Patch the Holes in California’s Child Care System
In his State of the Union address this year, President Obama focused some of his sharpest prose on child care as a national economic priority to keep families working and financially secure. My favorite applause line: “It’s not a nice-to-have – it’s a must-have.”
That is very true in our home state of California, where more than $1 billion in cuts made to the child care and early education system since the Great Recession have not yet been restored. As our new issue brief discusses, although some important steps were taken to rebuild the system last year, it is still miles away from being what California families need. And new federal requirements are making changes to our system an economic imperative.
Child care and early learning programs are vital for parents and children. Research has shown that access to affordable, quality child care is important to the long-term health and well-being of children and communities. High-quality child care programs have been found to provide a long list of benefits, including increasing a child’s lifetime earnings, reducing crime, and lowering welfare and remedial education costs. Even modest investments that increase access to affordable, high quality child care yield important returns towards our nation’s future.
The changing nature of California’s economy—like that of our nation—means that more and more parents have to work outside the home and juggle competing demands in their family and work lives. But among families with child care expenses and working mothers, families below the Federal Poverty Level pay an average of 30 percent of their income in child care costs, compared to 8 percent among higher income families. Higher relative costs means that low-income families risk losing their jobs or resort to placing their children in unstable, low-cost child care.
Bargain child care is not the answer. Quality child care settings offer nurturing and supportive early learning environments, and those are the key to the big positive impacts listed above. The first five years of a child’s brain development are critical; research shows that the more positive engagement children experience from parents and caregivers during these formative years, the better their cognitive outcome. Safe, educationally stimulating environments help children develop the cognitive, linguistic, and social-emotional skills they will need to succeed in the 21st century.

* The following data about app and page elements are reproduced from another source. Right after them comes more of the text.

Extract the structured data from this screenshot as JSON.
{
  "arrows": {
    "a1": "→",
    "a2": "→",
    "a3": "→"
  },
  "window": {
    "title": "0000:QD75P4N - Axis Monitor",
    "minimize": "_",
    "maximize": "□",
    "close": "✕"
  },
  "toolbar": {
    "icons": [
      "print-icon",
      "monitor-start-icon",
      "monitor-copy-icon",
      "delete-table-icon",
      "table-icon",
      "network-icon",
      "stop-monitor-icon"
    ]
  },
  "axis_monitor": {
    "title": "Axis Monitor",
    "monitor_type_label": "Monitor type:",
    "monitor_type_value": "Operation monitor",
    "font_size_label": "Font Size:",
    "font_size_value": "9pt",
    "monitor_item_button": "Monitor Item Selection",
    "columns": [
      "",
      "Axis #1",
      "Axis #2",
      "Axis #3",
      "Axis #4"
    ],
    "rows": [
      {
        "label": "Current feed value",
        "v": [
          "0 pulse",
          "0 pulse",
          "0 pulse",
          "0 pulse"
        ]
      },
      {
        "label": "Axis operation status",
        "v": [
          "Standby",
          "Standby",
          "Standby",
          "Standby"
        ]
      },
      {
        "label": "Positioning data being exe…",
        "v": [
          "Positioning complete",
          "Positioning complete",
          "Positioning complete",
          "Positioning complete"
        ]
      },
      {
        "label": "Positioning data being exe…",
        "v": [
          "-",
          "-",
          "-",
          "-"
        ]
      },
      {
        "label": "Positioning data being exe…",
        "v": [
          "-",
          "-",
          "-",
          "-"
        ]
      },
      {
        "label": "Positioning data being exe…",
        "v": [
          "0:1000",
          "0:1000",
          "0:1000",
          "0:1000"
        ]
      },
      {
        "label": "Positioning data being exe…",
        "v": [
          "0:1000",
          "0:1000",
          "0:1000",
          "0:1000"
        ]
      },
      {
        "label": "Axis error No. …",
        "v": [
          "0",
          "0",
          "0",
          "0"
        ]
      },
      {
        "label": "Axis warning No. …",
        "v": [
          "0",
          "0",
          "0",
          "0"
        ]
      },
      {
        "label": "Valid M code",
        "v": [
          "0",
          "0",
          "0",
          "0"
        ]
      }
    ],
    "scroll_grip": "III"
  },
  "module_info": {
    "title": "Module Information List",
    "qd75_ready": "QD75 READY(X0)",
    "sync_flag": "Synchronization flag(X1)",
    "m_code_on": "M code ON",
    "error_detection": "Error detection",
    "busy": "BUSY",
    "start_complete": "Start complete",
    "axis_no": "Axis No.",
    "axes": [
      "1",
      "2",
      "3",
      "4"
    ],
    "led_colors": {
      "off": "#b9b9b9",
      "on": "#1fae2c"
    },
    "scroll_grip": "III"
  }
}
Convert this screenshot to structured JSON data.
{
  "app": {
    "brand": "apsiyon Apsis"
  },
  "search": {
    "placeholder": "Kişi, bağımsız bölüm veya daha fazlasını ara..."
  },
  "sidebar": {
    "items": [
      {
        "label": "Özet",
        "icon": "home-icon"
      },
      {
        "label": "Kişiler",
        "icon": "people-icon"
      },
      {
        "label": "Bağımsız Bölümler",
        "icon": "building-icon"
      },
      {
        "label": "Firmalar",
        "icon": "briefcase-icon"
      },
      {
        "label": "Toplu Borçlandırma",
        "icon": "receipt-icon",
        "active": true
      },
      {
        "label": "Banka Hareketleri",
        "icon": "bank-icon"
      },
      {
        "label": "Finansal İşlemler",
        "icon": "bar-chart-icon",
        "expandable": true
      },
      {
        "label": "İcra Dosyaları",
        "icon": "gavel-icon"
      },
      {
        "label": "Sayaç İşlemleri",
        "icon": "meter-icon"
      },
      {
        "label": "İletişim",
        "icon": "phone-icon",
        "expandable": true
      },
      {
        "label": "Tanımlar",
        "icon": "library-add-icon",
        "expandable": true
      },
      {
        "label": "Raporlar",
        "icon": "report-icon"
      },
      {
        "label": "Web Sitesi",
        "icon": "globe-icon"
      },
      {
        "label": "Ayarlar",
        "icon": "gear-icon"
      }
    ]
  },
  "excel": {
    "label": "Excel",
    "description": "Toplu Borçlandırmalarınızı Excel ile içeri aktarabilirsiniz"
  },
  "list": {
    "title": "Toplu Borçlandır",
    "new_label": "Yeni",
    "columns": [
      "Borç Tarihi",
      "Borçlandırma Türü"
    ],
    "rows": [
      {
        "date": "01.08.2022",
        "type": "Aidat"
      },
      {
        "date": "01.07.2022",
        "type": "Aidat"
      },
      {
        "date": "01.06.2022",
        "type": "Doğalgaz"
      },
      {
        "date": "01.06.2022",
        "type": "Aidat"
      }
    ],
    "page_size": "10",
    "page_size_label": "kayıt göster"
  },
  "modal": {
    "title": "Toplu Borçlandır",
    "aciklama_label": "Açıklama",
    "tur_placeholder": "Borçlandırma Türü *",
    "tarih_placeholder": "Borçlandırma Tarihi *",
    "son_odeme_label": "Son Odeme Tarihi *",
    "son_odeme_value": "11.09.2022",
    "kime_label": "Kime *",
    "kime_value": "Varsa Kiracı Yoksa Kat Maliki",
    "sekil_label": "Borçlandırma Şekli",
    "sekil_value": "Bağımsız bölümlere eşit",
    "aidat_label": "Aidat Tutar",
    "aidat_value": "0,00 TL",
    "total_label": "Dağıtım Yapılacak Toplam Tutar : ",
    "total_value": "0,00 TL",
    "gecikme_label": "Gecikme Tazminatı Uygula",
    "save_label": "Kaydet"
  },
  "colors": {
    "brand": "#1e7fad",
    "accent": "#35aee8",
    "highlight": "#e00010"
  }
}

In California, years of funding cuts have left its child care system gasping for air. Several bills and budget proposals introduced this session hold promise to improve our state’s weakened system. The Women’s Legislative Caucus proposes adding $600 million to the child care system to improve reimbursement rates for providers and increase the number of child care slots. Individual legislators propose a wide range of fixes, from growing the number of child care and preschool slots (SB 548 and AB 47), raising wages for child care providers to make the system more stable (SB 548 and AB188), and centralizing the application process (AB 833). Fixes like these are important and deserve our attention and discussion. But given how far we have to come, it is likely that years of focused efforts by policymakers are necessary to create a system that we can be proud of.